- [Your assignment] Of all the lines in these entries, count those that contain "Runas" and give only the total.

- [Data provided]
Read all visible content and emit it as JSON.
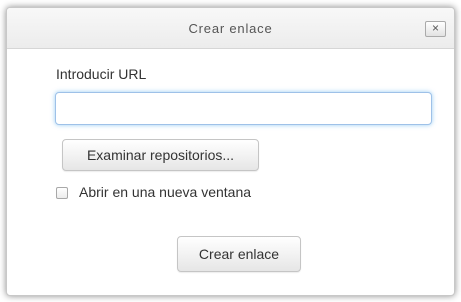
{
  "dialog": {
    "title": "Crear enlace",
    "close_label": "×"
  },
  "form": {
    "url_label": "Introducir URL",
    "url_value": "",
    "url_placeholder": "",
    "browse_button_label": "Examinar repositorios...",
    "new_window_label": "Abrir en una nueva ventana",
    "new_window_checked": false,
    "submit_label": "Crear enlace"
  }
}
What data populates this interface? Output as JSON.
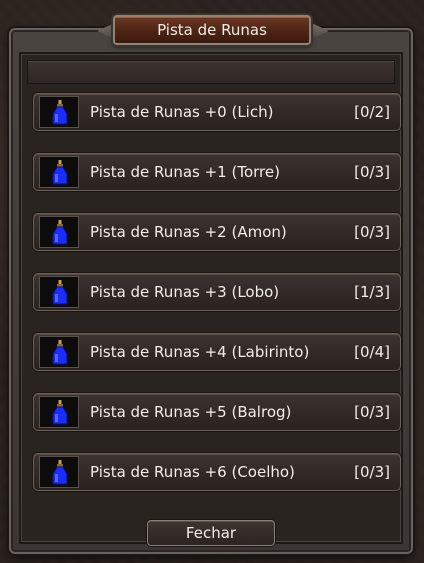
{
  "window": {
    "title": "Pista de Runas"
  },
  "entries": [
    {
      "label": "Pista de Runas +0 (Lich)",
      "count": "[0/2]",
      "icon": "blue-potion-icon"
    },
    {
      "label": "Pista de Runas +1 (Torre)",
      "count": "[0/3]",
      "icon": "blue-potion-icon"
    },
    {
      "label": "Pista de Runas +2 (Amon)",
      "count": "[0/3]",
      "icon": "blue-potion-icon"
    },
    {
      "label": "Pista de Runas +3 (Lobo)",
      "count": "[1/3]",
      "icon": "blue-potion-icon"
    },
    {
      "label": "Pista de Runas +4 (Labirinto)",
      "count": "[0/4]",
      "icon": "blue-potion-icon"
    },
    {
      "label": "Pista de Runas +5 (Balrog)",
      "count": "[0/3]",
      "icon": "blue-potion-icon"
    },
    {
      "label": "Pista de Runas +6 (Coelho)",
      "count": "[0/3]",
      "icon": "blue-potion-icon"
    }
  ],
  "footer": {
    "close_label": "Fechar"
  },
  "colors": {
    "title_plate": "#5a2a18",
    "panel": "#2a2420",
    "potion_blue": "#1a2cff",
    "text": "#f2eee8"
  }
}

- [Reply to the task] 8